Occupational therapy focuses on improving fine motor skills, sensory processing, and daily living skills. This therapy can help individuals with nonverbal autism develop the necessary skills for effective communication, such as using gestures or operating AAC devices.

Applied Behavior Analysis (ABA) is a widely used intervention approach that can be beneficial for individuals with nonverbal autism. ABA therapy focuses on teaching and reinforcing desired behaviors while reducing challenging behaviors. It can be particularly helpful in improving communication skills and promoting social interactions.

Other interventions, such as social skills training, music therapy, and animal-assisted therapy, may also be incorporated based on individual needs and preferences. It is essential to consult with professionals specializing in nonverbal autism to determine the most appropriate interventions for each individual.

By implementing communication strategies and utilizing AAC systems, along with tailored therapies and interventions, individuals with nonverbal autism can develop effective means of expressing themselves and engaging with the world around them. It is important to remember that each individual is unique, and interventions should be personalized to meet their specific needs.

Advocacy and Awareness

As awareness about nonverbal autism grows, it is crucial to advocate for inclusion and understanding for individuals with this condition. By challenging stereotypes and misconceptions, we can create a more inclusive society that supports and embraces the unique abilities of nonverbal individuals. Additionally, there are resources and organizations available that provide valuable support and information for those impacted by nonverbal autism.

Promoting Inclusion and Understanding

Promoting inclusion and understanding is essential in ensuring that individuals with nonverbal autism are fully integrated into society. By fostering a supportive and accepting environment, we can provide opportunities for nonverbal individuals to participate in various activities and engage with their peers. It is important to promote awareness and educate others about nonverbal autism, helping to reduce stigma and create a more inclusive community.

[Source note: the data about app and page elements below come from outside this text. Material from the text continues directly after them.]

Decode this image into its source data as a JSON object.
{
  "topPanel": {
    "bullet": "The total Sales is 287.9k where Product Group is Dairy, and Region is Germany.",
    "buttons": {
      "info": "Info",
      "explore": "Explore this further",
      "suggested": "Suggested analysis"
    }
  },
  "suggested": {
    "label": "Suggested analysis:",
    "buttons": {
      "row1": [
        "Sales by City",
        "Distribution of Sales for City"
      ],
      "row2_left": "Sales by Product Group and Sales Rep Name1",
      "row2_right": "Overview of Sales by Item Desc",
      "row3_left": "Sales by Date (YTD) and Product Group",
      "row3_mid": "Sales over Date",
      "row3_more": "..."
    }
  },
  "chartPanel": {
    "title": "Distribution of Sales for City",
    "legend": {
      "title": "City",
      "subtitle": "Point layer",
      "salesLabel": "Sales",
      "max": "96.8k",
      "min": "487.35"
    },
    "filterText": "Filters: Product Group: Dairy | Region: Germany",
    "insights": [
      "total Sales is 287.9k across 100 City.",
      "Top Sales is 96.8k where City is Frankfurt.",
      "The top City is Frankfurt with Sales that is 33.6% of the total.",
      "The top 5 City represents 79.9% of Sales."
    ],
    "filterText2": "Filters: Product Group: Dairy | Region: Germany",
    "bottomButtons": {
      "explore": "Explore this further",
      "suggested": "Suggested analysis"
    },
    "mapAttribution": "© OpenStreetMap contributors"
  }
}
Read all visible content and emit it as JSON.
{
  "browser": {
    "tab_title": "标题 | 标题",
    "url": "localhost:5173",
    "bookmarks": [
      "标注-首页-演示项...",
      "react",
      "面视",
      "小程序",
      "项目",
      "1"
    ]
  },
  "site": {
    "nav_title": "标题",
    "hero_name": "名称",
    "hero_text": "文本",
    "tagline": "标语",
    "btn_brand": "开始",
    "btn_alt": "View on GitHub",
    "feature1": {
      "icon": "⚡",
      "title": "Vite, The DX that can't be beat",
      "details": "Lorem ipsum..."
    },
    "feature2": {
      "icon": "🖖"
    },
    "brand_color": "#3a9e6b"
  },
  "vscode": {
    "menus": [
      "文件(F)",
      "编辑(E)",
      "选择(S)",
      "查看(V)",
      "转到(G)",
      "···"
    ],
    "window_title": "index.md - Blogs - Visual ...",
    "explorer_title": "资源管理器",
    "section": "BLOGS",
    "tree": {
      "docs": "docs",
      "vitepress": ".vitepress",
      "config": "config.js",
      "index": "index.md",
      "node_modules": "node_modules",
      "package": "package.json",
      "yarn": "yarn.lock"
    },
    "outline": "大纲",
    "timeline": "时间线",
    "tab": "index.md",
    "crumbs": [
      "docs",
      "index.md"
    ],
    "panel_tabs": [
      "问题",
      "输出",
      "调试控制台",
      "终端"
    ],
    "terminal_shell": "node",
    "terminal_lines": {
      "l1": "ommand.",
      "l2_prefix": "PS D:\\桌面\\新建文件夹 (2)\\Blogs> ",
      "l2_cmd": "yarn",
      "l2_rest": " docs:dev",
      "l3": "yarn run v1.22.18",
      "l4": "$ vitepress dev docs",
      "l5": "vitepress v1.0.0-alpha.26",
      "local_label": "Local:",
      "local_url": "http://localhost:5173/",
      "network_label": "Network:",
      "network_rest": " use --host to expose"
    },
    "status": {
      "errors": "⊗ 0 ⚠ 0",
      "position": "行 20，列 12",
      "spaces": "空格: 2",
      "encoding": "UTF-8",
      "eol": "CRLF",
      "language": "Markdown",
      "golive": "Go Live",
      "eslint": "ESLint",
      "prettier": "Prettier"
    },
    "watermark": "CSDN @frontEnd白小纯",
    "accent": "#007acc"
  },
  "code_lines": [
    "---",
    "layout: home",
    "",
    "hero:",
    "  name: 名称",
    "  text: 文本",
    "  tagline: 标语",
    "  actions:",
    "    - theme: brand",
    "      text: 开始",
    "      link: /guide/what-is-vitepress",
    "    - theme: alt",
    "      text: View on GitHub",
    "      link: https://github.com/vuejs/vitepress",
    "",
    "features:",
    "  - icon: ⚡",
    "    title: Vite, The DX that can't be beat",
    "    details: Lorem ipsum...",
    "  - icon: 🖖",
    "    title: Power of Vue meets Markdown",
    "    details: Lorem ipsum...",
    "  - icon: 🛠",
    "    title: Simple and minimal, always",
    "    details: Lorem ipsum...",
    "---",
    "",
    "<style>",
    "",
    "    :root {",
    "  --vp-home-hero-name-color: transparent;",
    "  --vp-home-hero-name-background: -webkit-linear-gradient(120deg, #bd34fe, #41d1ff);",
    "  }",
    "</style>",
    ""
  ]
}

Challenging Stereotypes and Misconceptions

Challenging stereotypes and misconceptions associated with nonverbal autism is crucial to fostering understanding and empathy. Many people may have preconceived notions about nonverbal individuals, assuming that their lack of spoken language reflects a lack of intelligence or capability. It is important to challenge these stereotypes and promote a more accurate understanding of nonverbal autism. By highlighting the unique strengths and abilities of nonverbal individuals, we can shift perceptions and encourage a more inclusive and accepting society.

Resources and Organizations for Nonverbal Autism

There are numerous resources and organizations available that provide support, information, and advocacy for nonverbal autism. These resources can be invaluable for individuals, families, and professionals seeking guidance and understanding. Some organizations focus specifically on nonverbal autism, providing research, education, and support services. By accessing these resources, individuals and families can find valuable information, connect with others facing similar challenges, and access the latest research and interventions related to nonverbal autism.

By promoting inclusion, challenging stereotypes, and utilizing the resources available, we can create a society that truly understands and supports individuals with nonverbal autism. Together, we can make a positive difference in the lives of those impacted by this condition.


Nonverbal autism can be challenging, but it's important to remember that individuals with this condition have unique strengths and abilities. By providing appropriate support and interventions, we can help them develop effective means of communication and engage with the world around them. It's crucial to promote awareness and understanding of nonverbal autism, challenging stereotypes and promoting inclusion for all individuals on the autism spectrum. With the right resources and support, individuals with nonverbal autism can thrive and lead fulfilling lives.